─── Records supplied ───

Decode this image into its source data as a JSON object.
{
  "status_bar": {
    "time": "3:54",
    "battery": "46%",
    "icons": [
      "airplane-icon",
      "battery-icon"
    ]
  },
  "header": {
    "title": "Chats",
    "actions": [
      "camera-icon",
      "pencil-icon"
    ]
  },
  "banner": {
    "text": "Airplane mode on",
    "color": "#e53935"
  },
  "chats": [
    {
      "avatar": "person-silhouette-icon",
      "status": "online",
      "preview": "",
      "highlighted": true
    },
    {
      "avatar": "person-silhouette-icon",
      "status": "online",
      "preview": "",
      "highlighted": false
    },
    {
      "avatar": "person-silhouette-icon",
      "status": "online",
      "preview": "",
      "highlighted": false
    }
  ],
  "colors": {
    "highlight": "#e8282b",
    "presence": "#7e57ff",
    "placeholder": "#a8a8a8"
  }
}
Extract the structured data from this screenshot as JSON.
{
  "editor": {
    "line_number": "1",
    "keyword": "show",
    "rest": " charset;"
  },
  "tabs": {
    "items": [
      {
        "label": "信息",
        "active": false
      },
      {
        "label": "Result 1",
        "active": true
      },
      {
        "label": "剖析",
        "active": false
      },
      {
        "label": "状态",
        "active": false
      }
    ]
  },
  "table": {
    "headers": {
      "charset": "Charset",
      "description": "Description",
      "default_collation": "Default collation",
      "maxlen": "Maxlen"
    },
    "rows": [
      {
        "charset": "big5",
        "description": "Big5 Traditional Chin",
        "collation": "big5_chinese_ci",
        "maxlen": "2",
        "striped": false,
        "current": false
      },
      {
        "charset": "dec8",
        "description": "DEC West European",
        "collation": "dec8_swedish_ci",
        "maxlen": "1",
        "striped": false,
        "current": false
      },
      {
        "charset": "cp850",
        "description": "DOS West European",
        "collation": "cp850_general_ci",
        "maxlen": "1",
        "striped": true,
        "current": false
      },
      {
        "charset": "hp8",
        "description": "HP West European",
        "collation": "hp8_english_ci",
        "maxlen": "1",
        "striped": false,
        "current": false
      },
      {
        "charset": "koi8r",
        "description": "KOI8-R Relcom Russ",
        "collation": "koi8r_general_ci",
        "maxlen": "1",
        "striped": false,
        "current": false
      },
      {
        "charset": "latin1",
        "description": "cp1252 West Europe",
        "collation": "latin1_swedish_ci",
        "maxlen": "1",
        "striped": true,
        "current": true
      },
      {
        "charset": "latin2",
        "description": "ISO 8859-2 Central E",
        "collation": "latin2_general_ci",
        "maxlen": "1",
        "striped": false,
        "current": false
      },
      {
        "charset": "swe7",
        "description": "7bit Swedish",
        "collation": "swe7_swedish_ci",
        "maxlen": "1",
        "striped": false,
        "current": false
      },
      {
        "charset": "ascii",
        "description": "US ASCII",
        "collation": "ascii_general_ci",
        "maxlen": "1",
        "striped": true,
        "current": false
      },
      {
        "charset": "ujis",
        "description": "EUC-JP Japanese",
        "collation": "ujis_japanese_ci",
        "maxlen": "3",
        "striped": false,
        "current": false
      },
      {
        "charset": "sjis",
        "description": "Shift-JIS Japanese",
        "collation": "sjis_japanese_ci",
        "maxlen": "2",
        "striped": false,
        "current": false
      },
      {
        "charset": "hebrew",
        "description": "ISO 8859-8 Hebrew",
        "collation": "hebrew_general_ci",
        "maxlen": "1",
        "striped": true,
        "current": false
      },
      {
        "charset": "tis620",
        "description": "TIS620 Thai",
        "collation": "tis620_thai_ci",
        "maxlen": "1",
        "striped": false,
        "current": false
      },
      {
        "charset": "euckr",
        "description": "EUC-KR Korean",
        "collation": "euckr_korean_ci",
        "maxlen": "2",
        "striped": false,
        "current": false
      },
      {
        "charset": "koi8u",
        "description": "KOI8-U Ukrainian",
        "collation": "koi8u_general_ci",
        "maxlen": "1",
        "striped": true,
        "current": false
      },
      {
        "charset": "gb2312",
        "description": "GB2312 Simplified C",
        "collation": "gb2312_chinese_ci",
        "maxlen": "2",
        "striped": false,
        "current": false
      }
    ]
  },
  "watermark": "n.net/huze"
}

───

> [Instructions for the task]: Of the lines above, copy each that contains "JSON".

> [Response]:
Decode this image into its source data as a JSON object.
Extract the structured data from this screenshot as JSON.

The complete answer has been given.